The best part about being a writer is imagining how certain exchanges in life could be change if I were a different person.
Don’t get me wrong, most days I like who I am. I don’t believe in regrets. Every moment of every day shapes us into the people we are God ordained to be.
But sometimes I wonder….
What if I’d said this?
What if I’d done that?
What if I were more assertive, flirty, aggressive, competitive?
How would life be different?
Because it would be different.
One of my favorite contemporary authors, Robin Jones Gunn, wrote this in her best-selling Christy Miller series for teens:
“You can drive yourself crazy living in the ‘Land of If Only.’ […] I heard this lady talk once about how you could spend your whole life in the ‘Land of If Only’ by always looking back and saying, ‘If only I’d done this’ or ‘If only I hadn’t done that.’ It can really mess you up if you’re always wishing things were different than they are. She said that when things happen that you don’t understand, you have to believe God is still in control and nothing happens by mistake.”
As a teenager, I took this advice to heart, but as I’ve gotten older I’ve realized something important about this message. There is a difference between the land of “If Only” and the land of “What If…” The basic premise of trusting God to be in control is sound theology. Whoever I am and whatever I do or don’t do is valuable and as it says in Romans 8:28, “And we know that in all things God works for the good of those who love him, who have been called according to his purpose.” Spending too much time in the land of ‘If Only’ questions the validity of God’s control over my life. This is the last thing I want to do.
But ‘what if’ is beautiful because it gives me a chance to explore different possibilities and build different scenarios to use a God given gift.

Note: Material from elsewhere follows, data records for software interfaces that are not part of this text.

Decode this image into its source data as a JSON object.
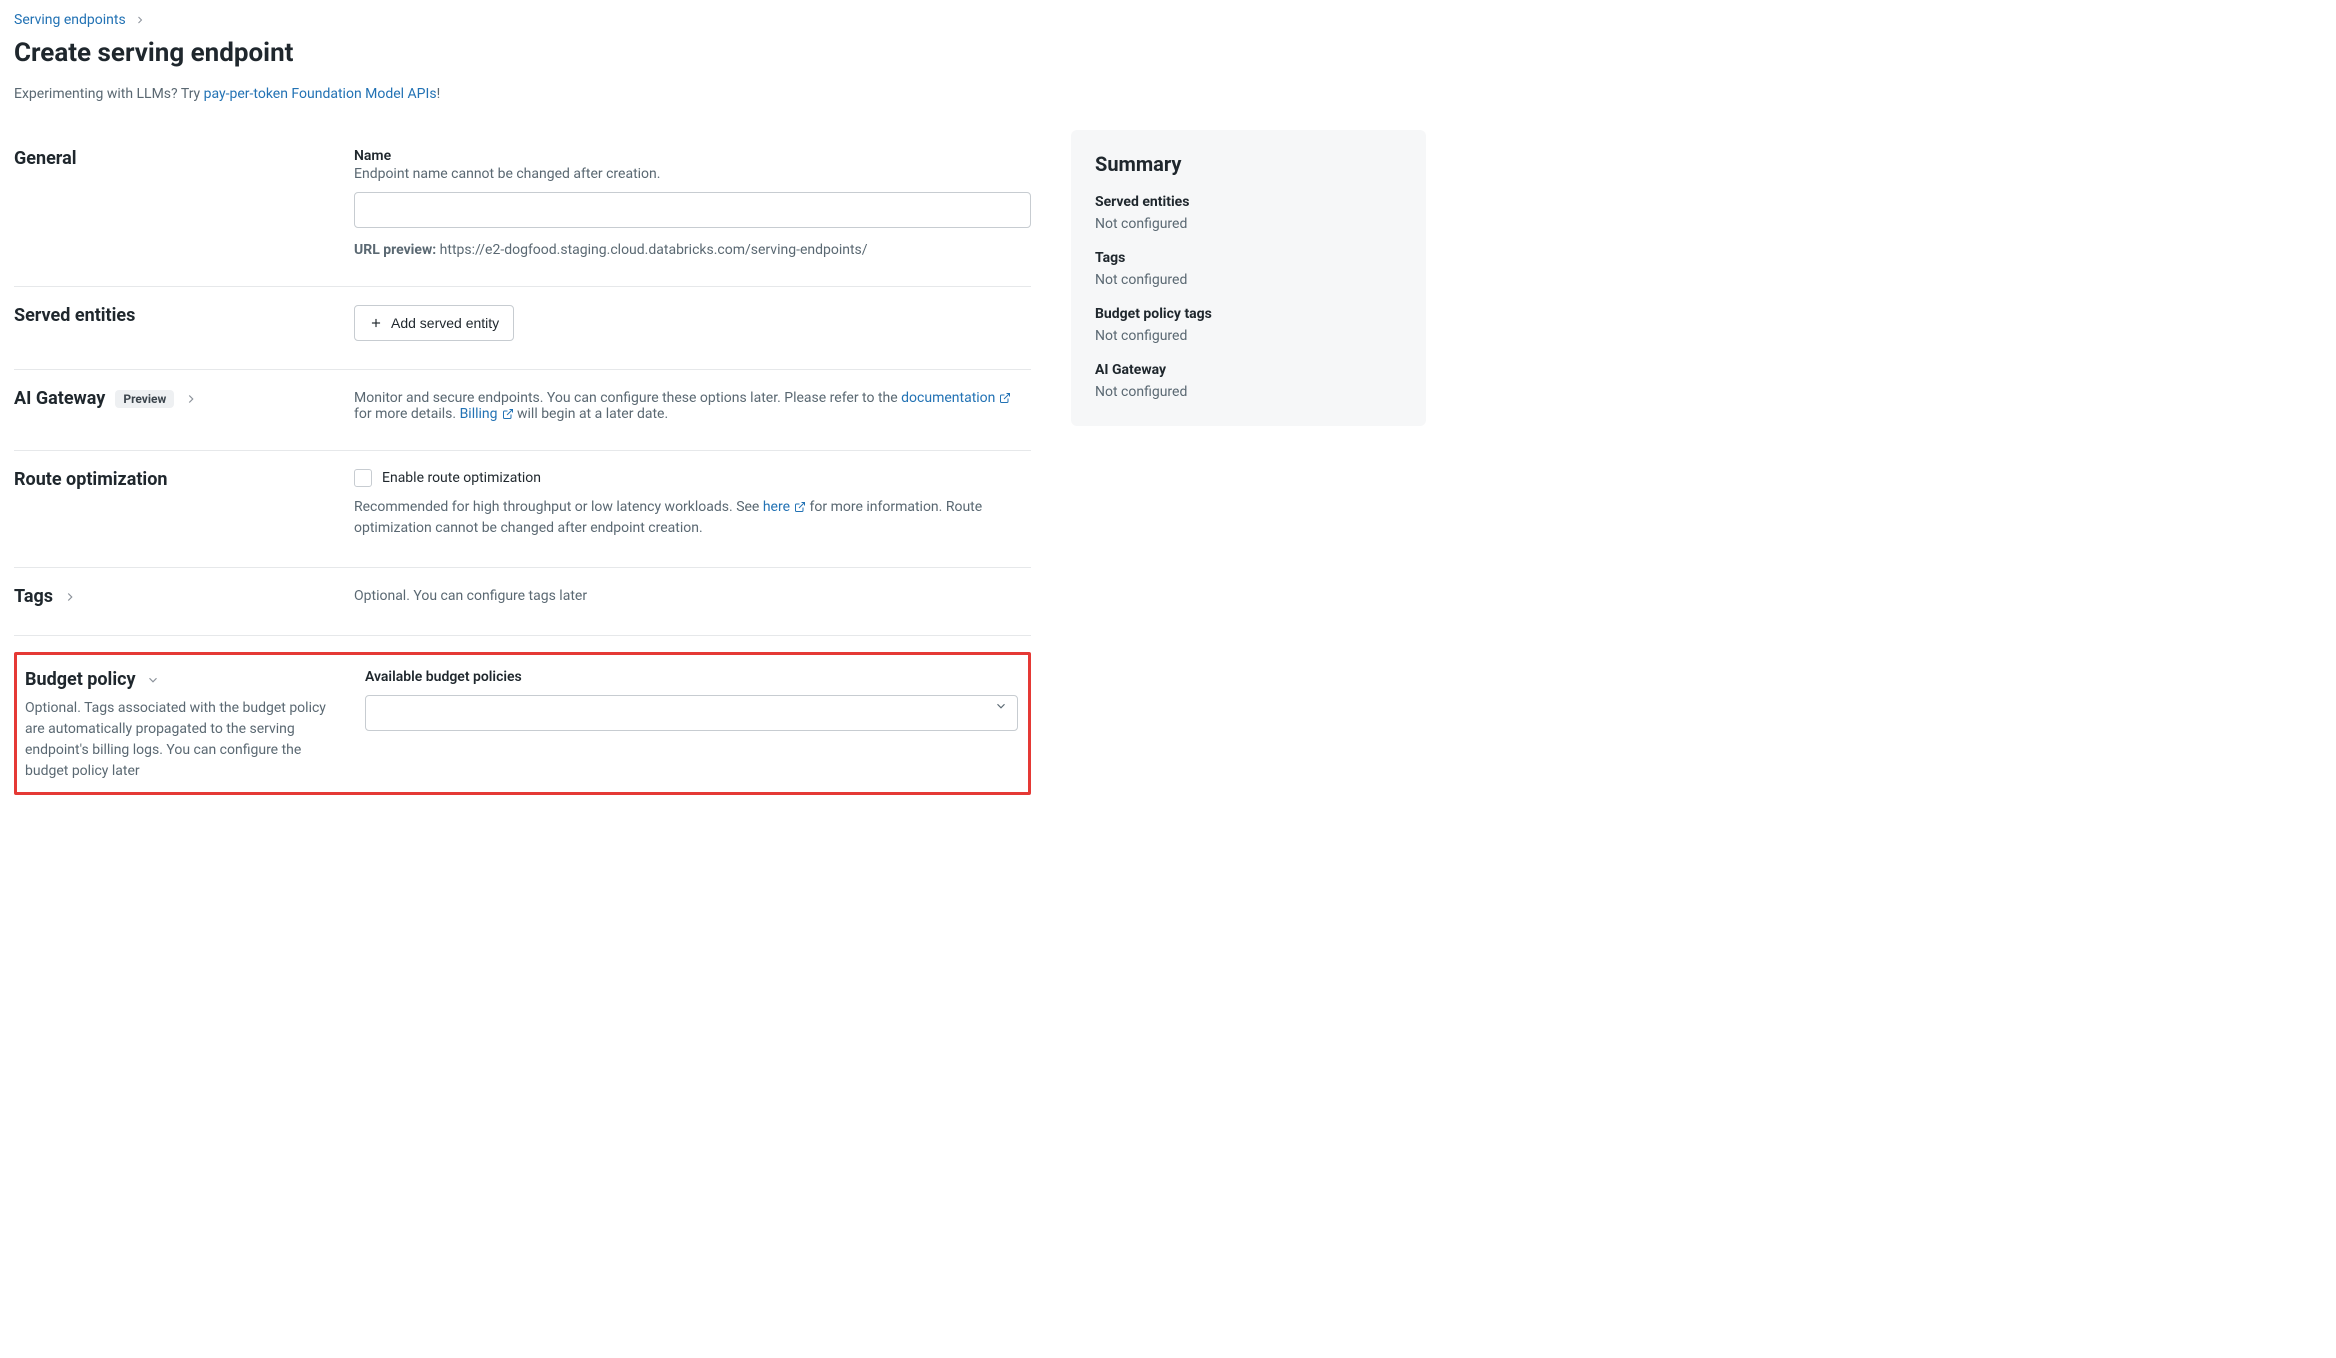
{
  "breadcrumb": {
    "parent": "Serving endpoints"
  },
  "page_title": "Create serving endpoint",
  "sub": {
    "prefix": "Experimenting with LLMs? Try ",
    "link": "pay-per-token Foundation Model APIs",
    "suffix": "!"
  },
  "general": {
    "heading": "General",
    "name_label": "Name",
    "name_hint": "Endpoint name cannot be changed after creation.",
    "url_label": "URL preview:",
    "url_value": "https://e2-dogfood.staging.cloud.databricks.com/serving-endpoints/"
  },
  "served": {
    "heading": "Served entities",
    "add_button": "Add served entity"
  },
  "ai_gateway": {
    "heading": "AI Gateway",
    "badge": "Preview",
    "desc_pre": "Monitor and secure endpoints. You can configure these options later. Please refer to the ",
    "doc_link": "documentation",
    "desc_mid": " for more details. ",
    "billing_link": "Billing",
    "desc_post": " will begin at a later date."
  },
  "route": {
    "heading": "Route optimization",
    "checkbox_label": "Enable route optimization",
    "desc_pre": "Recommended for high throughput or low latency workloads. See ",
    "here_link": "here",
    "desc_post": " for more information. Route optimization cannot be changed after endpoint creation."
  },
  "tags": {
    "heading": "Tags",
    "desc": "Optional. You can configure tags later"
  },
  "budget": {
    "heading": "Budget policy",
    "sub": "Optional. Tags associated with the budget policy are automatically propagated to the serving endpoint's billing logs. You can configure the budget policy later",
    "field_label": "Available budget policies"
  },
  "summary": {
    "heading": "Summary",
    "items": [
      {
        "title": "Served entities",
        "value": "Not configured"
      },
      {
        "title": "Tags",
        "value": "Not configured"
      },
      {
        "title": "Budget policy tags",
        "value": "Not configured"
      },
      {
        "title": "AI Gateway",
        "value": "Not configured"
      }
    ]
  }
}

An Actual Exchange:
Person: “How are you doing?”
Me: “I’m doing okay. Or, I will be okay.”
Person: “I owe you big time.”
Me: Laughing a little, “No, no. It’s fine. Everything’s good.”
Male Character: “How are you doing?”

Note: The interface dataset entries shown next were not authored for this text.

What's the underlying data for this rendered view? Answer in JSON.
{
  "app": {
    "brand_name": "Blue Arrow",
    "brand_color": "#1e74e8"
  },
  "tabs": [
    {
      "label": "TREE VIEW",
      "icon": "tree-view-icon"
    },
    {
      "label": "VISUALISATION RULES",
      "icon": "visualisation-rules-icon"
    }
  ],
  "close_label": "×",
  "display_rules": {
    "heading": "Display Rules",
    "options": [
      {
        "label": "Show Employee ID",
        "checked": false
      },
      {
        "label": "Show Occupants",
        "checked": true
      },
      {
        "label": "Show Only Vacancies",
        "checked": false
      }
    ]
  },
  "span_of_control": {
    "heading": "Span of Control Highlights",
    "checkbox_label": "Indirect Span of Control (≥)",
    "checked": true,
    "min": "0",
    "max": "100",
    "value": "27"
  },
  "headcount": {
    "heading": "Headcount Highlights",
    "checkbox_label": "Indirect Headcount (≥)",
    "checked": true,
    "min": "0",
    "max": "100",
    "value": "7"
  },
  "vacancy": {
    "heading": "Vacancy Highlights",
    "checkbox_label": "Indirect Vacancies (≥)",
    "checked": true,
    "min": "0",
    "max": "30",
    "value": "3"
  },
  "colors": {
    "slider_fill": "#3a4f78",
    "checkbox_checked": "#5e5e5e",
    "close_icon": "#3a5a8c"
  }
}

Female Protagonist: “I’m okay I think.”
Male Character: “I owe you big time.”
Female Protagonist: “Well, maybe I’ll let you buy me dinner sometime and we’ll call it even.”

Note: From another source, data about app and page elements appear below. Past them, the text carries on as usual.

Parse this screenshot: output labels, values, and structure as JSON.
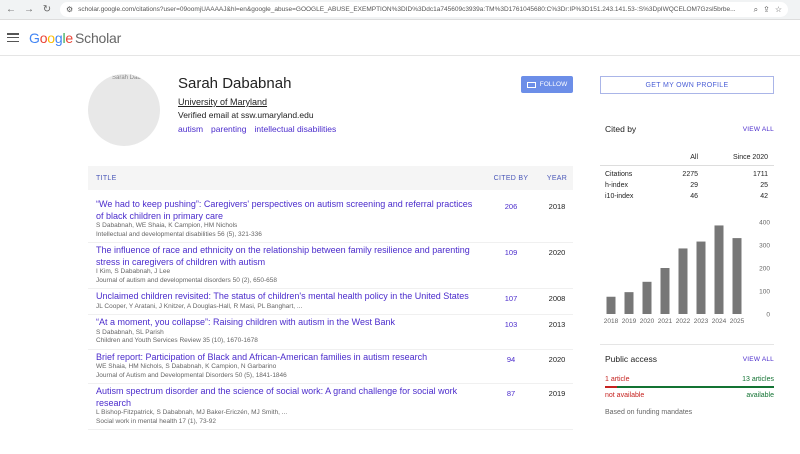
{
  "browser": {
    "url": "scholar.google.com/citations?user=09oomjUAAAAJ&hl=en&google_abuse=GOOGLE_ABUSE_EXEMPTION%3DID%3Ddc1a745609c3939a:TM%3D1761045680:C%3Dr:IP%3D151.243.141.53-:S%3DpIWQCELOM7Gzsl5brbe..."
  },
  "header": {
    "logo_google": [
      "G",
      "o",
      "o",
      "g",
      "l",
      "e"
    ],
    "logo_scholar": "Scholar"
  },
  "profile": {
    "avatar_alt": "Sarah Dab",
    "name": "Sarah Dababnah",
    "affiliation": "University of Maryland",
    "email": "Verified email at ssw.umaryland.edu",
    "interests": [
      "autism",
      "parenting",
      "intellectual disabilities"
    ],
    "follow_label": "FOLLOW"
  },
  "table": {
    "col_title": "TITLE",
    "col_cited": "CITED BY",
    "col_year": "YEAR",
    "rows": [
      {
        "title": "“We had to keep pushing”: Caregivers' perspectives on autism screening and referral practices of black children in primary care",
        "authors": "S Dababnah, WE Shaia, K Campion, HM Nichols",
        "venue": "Intellectual and developmental disabilities 56 (5), 321-336",
        "cited": "206",
        "year": "2018"
      },
      {
        "title": "The influence of race and ethnicity on the relationship between family resilience and parenting stress in caregivers of children with autism",
        "authors": "I Kim, S Dababnah, J Lee",
        "venue": "Journal of autism and developmental disorders 50 (2), 650-658",
        "cited": "109",
        "year": "2020"
      },
      {
        "title": "Unclaimed children revisited: The status of children's mental health policy in the United States",
        "authors": "JL Cooper, Y Aratani, J Knitzer, A Douglas-Hall, R Masi, PL Banghart, ...",
        "venue": "",
        "cited": "107",
        "year": "2008"
      },
      {
        "title": "“At a moment, you collapse”: Raising children with autism in the West Bank",
        "authors": "S Dababnah, SL Parish",
        "venue": "Children and Youth Services Review 35 (10), 1670-1678",
        "cited": "103",
        "year": "2013"
      },
      {
        "title": "Brief report: Participation of Black and African-American families in autism research",
        "authors": "WE Shaia, HM Nichols, S Dababnah, K Campion, N Garbarino",
        "venue": "Journal of Autism and Developmental Disorders 50 (5), 1841-1846",
        "cited": "94",
        "year": "2020"
      },
      {
        "title": "Autism spectrum disorder and the science of social work: A grand challenge for social work research",
        "authors": "L Bishop-Fitzpatrick, S Dababnah, MJ Baker-Ericzén, MJ Smith, ...",
        "venue": "Social work in mental health 17 (1), 73-92",
        "cited": "87",
        "year": "2019"
      }
    ]
  },
  "right": {
    "get_profile_label": "GET MY OWN PROFILE",
    "cited_by_label": "Cited by",
    "view_all_label": "VIEW ALL",
    "col_all": "All",
    "col_since": "Since 2020",
    "metrics": [
      {
        "label": "Citations",
        "all": "2275",
        "since": "1711"
      },
      {
        "label": "h-index",
        "all": "29",
        "since": "25"
      },
      {
        "label": "i10-index",
        "all": "46",
        "since": "42"
      }
    ],
    "public_access_label": "Public access",
    "access_view_all_label": "VIEW ALL",
    "not_available_count": "1 article",
    "available_count": "13 articles",
    "not_available_label": "not available",
    "available_label": "available",
    "mandates_label": "Based on funding mandates"
  },
  "chart_data": {
    "type": "bar",
    "categories": [
      "2018",
      "2019",
      "2020",
      "2021",
      "2022",
      "2023",
      "2024",
      "2025"
    ],
    "values": [
      75,
      95,
      140,
      200,
      285,
      315,
      385,
      330
    ],
    "ylim": [
      0,
      400
    ],
    "yticks": [
      0,
      100,
      200,
      300,
      400
    ],
    "color": "#777777"
  }
}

The tone of the exchange is completely altered with absolutely no description—the dialogue can change everything and the responses/directions are endless.
The problem: there is a delicate line between ‘what if’ and ‘if only’ and once I cross it, I fall into the sin of ingratitude, which brings me back around to my Lent 2014 challenge of ditching the negative energy and focusing on blessings. The more I do this now, the more habitual it becomes, the thicker the line becomes, and ‘what if’ blossoms into what next.